#### [EXERCISE BRIEF]
Copy each line below as it stands, but skip any picture it contains.

+++ DATA SUPPLIED

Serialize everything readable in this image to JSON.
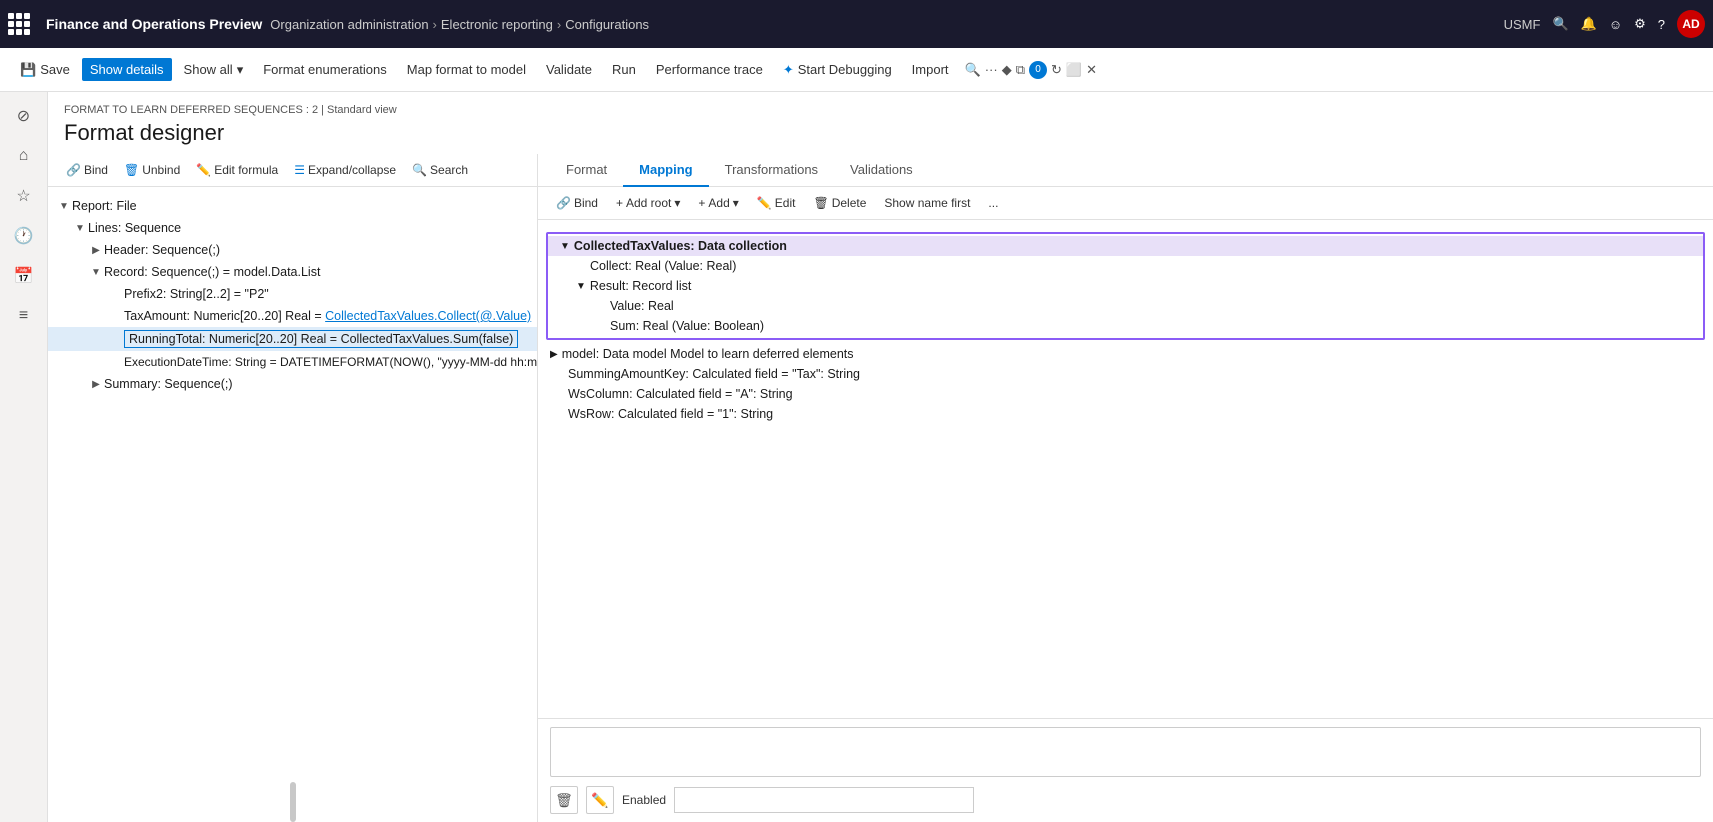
{
  "app": {
    "title": "Finance and Operations Preview"
  },
  "breadcrumb": {
    "items": [
      "Organization administration",
      "Electronic reporting",
      "Configurations"
    ]
  },
  "topnav": {
    "region": "USMF",
    "user": "AD"
  },
  "commandbar": {
    "save": "Save",
    "show_details": "Show details",
    "show_all": "Show all",
    "format_enumerations": "Format enumerations",
    "map_format": "Map format to model",
    "validate": "Validate",
    "run": "Run",
    "performance_trace": "Performance trace",
    "start_debugging": "Start Debugging",
    "import": "Import"
  },
  "page": {
    "breadcrumb": "FORMAT TO LEARN DEFERRED SEQUENCES : 2  |  Standard view",
    "title": "Format designer"
  },
  "left_panel": {
    "toolbar": {
      "bind": "Bind",
      "unbind": "Unbind",
      "edit_formula": "Edit formula",
      "expand_collapse": "Expand/collapse",
      "search": "Search"
    },
    "tree": [
      {
        "id": "report",
        "label": "Report: File",
        "level": 0,
        "toggle": "▼",
        "selected": false
      },
      {
        "id": "lines",
        "label": "Lines: Sequence",
        "level": 1,
        "toggle": "▼",
        "selected": false
      },
      {
        "id": "header",
        "label": "Header: Sequence(;)",
        "level": 2,
        "toggle": "▶",
        "selected": false
      },
      {
        "id": "record",
        "label": "Record: Sequence(;) = model.Data.List",
        "level": 2,
        "toggle": "▼",
        "selected": false
      },
      {
        "id": "prefix2",
        "label": "Prefix2: String[2..2] = \"P2\"",
        "level": 3,
        "toggle": "",
        "selected": false
      },
      {
        "id": "taxamount",
        "label": "TaxAmount: Numeric[20..20] Real = CollectedTaxValues.Collect(@.Value)",
        "level": 3,
        "toggle": "",
        "selected": false,
        "underline": true
      },
      {
        "id": "runningtotal",
        "label": "RunningTotal: Numeric[20..20] Real = CollectedTaxValues.Sum(false)",
        "level": 3,
        "toggle": "",
        "selected": true
      },
      {
        "id": "executiondatetime",
        "label": "ExecutionDateTime: String = DATETIMEFORMAT(NOW(), \"yyyy-MM-dd hh:mm:ss:fff\")",
        "level": 3,
        "toggle": "",
        "selected": false
      },
      {
        "id": "summary",
        "label": "Summary: Sequence(;)",
        "level": 2,
        "toggle": "▶",
        "selected": false
      }
    ]
  },
  "right_panel": {
    "tabs": [
      "Format",
      "Mapping",
      "Transformations",
      "Validations"
    ],
    "active_tab": "Mapping",
    "toolbar": {
      "bind": "Bind",
      "add_root": "Add root",
      "add": "Add",
      "edit": "Edit",
      "delete": "Delete",
      "show_name_first": "Show name first",
      "more": "..."
    },
    "datasources": [
      {
        "id": "collected",
        "label": "CollectedTaxValues: Data collection",
        "level": 0,
        "toggle": "▼",
        "highlighted": true
      },
      {
        "id": "collect",
        "label": "Collect: Real (Value: Real)",
        "level": 1,
        "toggle": "",
        "highlighted": true
      },
      {
        "id": "result",
        "label": "Result: Record list",
        "level": 1,
        "toggle": "▼",
        "highlighted": true
      },
      {
        "id": "value",
        "label": "Value: Real",
        "level": 2,
        "toggle": "",
        "highlighted": true
      },
      {
        "id": "sum",
        "label": "Sum: Real (Value: Boolean)",
        "level": 2,
        "toggle": "",
        "highlighted": true
      },
      {
        "id": "model",
        "label": "model: Data model Model to learn deferred elements",
        "level": 0,
        "toggle": "▶",
        "highlighted": false
      },
      {
        "id": "summingkey",
        "label": "SummingAmountKey: Calculated field = \"Tax\": String",
        "level": 0,
        "toggle": "",
        "highlighted": false
      },
      {
        "id": "wscolumn",
        "label": "WsColumn: Calculated field = \"A\": String",
        "level": 0,
        "toggle": "",
        "highlighted": false
      },
      {
        "id": "wsrow",
        "label": "WsRow: Calculated field = \"1\": String",
        "level": 0,
        "toggle": "",
        "highlighted": false
      }
    ],
    "formula_area": {
      "formula_value": "",
      "enabled_label": "Enabled",
      "enabled_value": ""
    }
  },
  "icons": {
    "save": "💾",
    "filter": "⊘",
    "bind": "🔗",
    "unbind": "🗑",
    "edit": "✏️",
    "expand": "☰",
    "search": "🔍",
    "add": "+",
    "delete": "🗑",
    "chevron_down": "▾",
    "chevron_right": "▶",
    "chevron_left": "◀",
    "home": "⌂",
    "star": "☆",
    "clock": "🕐",
    "calendar": "📅",
    "list": "≡",
    "bell": "🔔",
    "smiley": "☺",
    "gear": "⚙",
    "help": "?",
    "search_top": "🔍",
    "more": "···",
    "diamond": "◆",
    "copy": "⧉",
    "counter": "0",
    "refresh": "↻",
    "maximize": "⬜",
    "close": "✕",
    "dots": "···"
  }
}
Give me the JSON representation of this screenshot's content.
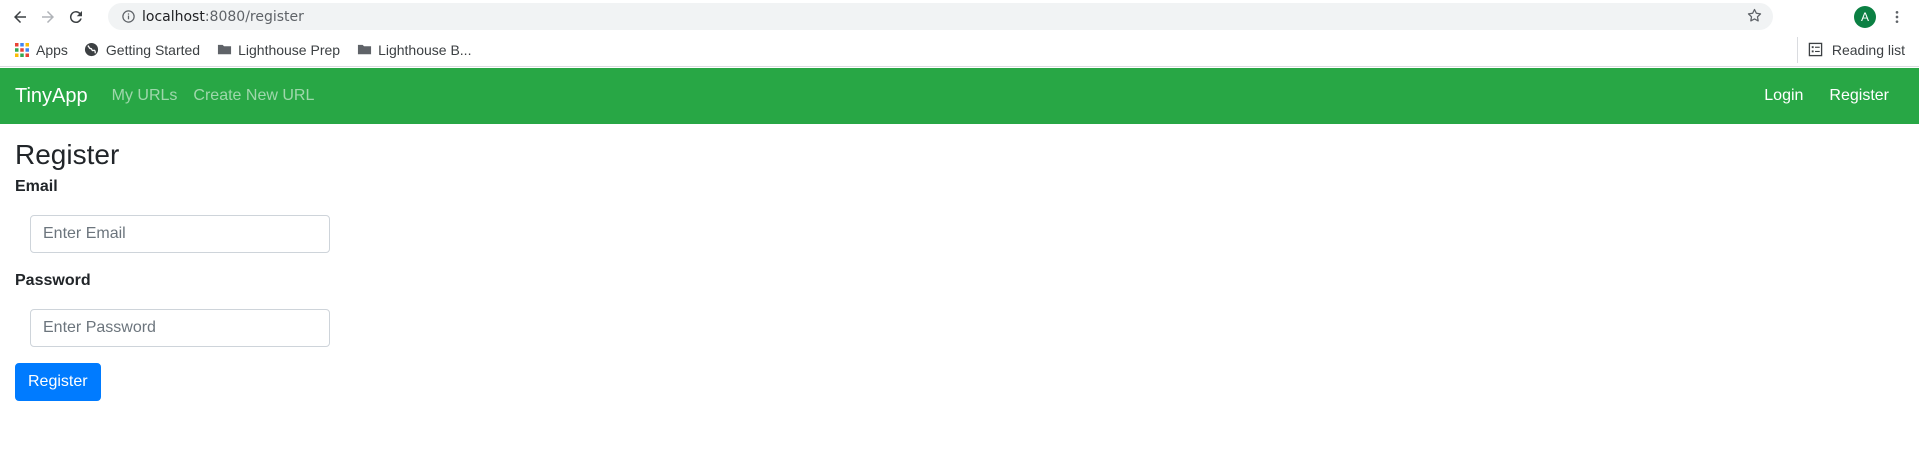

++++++

#### [TASK RESULT]
Serialize everything readable in this image to JSON.
{
  "app": {
    "title": "Finance and Operations Preview"
  },
  "breadcrumb": {
    "items": [
      "Organization administration",
      "Electronic reporting",
      "Configurations"
    ]
  },
  "topnav": {
    "region": "USMF",
    "user": "AD"
  },
  "commandbar": {
    "save": "Save",
    "show_details": "Show details",
    "show_all": "Show all",
    "format_enumerations": "Format enumerations",
    "map_format": "Map format to model",
    "validate": "Validate",
    "run": "Run",
    "performance_trace": "Performance trace",
    "start_debugging": "Start Debugging",
    "import": "Import"
  },
  "page": {
    "breadcrumb": "FORMAT TO LEARN DEFERRED SEQUENCES : 2  |  Standard view",
    "title": "Format designer"
  },
  "left_panel": {
    "toolbar": {
      "bind": "Bind",
      "unbind": "Unbind",
      "edit_formula": "Edit formula",
      "expand_collapse": "Expand/collapse",
      "search": "Search"
    },
    "tree": [
      {
        "id": "report",
        "label": "Report: File",
        "level": 0,
        "toggle": "▼",
        "selected": false
      },
      {
        "id": "lines",
        "label": "Lines: Sequence",
        "level": 1,
        "toggle": "▼",
        "selected": false
      },
      {
        "id": "header",
        "label": "Header: Sequence(;)",
        "level": 2,
        "toggle": "▶",
        "selected": false
      },
      {
        "id": "record",
        "label": "Record: Sequence(;) = model.Data.List",
        "level": 2,
        "toggle": "▼",
        "selected": false
      },
      {
        "id": "prefix2",
        "label": "Prefix2: String[2..2] = \"P2\"",
        "level": 3,
        "toggle": "",
        "selected": false
      },
      {
        "id": "taxamount",
        "label": "TaxAmount: Numeric[20..20] Real = CollectedTaxValues.Collect(@.Value)",
        "level": 3,
        "toggle": "",
        "selected": false,
        "underline": true
      },
      {
        "id": "runningtotal",
        "label": "RunningTotal: Numeric[20..20] Real = CollectedTaxValues.Sum(false)",
        "level": 3,
        "toggle": "",
        "selected": true
      },
      {
        "id": "executiondatetime",
        "label": "ExecutionDateTime: String = DATETIMEFORMAT(NOW(), \"yyyy-MM-dd hh:mm:ss:fff\")",
        "level": 3,
        "toggle": "",
        "selected": false
      },
      {
        "id": "summary",
        "label": "Summary: Sequence(;)",
        "level": 2,
        "toggle": "▶",
        "selected": false
      }
    ]
  },
  "right_panel": {
    "tabs": [
      "Format",
      "Mapping",
      "Transformations",
      "Validations"
    ],
    "active_tab": "Mapping",
    "toolbar": {
      "bind": "Bind",
      "add_root": "Add root",
      "add": "Add",
      "edit": "Edit",
      "delete": "Delete",
      "show_name_first": "Show name first",
      "more": "..."
    },
    "datasources": [
      {
        "id": "collected",
        "label": "CollectedTaxValues: Data collection",
        "level": 0,
        "toggle": "▼",
        "highlighted": true
      },
      {
        "id": "collect",
        "label": "Collect: Real (Value: Real)",
        "level": 1,
        "toggle": "",
        "highlighted": true
      },
      {
        "id": "result",
        "label": "Result: Record list",
        "level": 1,
        "toggle": "▼",
        "highlighted": true
      },
      {
        "id": "value",
        "label": "Value: Real",
        "level": 2,
        "toggle": "",
        "highlighted": true
      },
      {
        "id": "sum",
        "label": "Sum: Real (Value: Boolean)",
        "level": 2,
        "toggle": "",
        "highlighted": true
      },
      {
        "id": "model",
        "label": "model: Data model Model to learn deferred elements",
        "level": 0,
        "toggle": "▶",
        "highlighted": false
      },
      {
        "id": "summingkey",
        "label": "SummingAmountKey: Calculated field = \"Tax\": String",
        "level": 0,
        "toggle": "",
        "highlighted": false
      },
      {
        "id": "wscolumn",
        "label": "WsColumn: Calculated field = \"A\": String",
        "level": 0,
        "toggle": "",
        "highlighted": false
      },
      {
        "id": "wsrow",
        "label": "WsRow: Calculated field = \"1\": String",
        "level": 0,
        "toggle": "",
        "highlighted": false
      }
    ],
    "formula_area": {
      "formula_value": "",
      "enabled_label": "Enabled",
      "enabled_value": ""
    }
  },
  "icons": {
    "save": "💾",
    "filter": "⊘",
    "bind": "🔗",
    "unbind": "🗑",
    "edit": "✏️",
    "expand": "☰",
    "search": "🔍",
    "add": "+",
    "delete": "🗑",
    "chevron_down": "▾",
    "chevron_right": "▶",
    "chevron_left": "◀",
    "home": "⌂",
    "star": "☆",
    "clock": "🕐",
    "calendar": "📅",
    "list": "≡",
    "bell": "🔔",
    "smiley": "☺",
    "gear": "⚙",
    "help": "?",
    "search_top": "🔍",
    "more": "···",
    "diamond": "◆",
    "copy": "⧉",
    "counter": "0",
    "refresh": "↻",
    "maximize": "⬜",
    "close": "✕",
    "dots": "···"
  }
}
Give me the JSON representation of this screenshot's content.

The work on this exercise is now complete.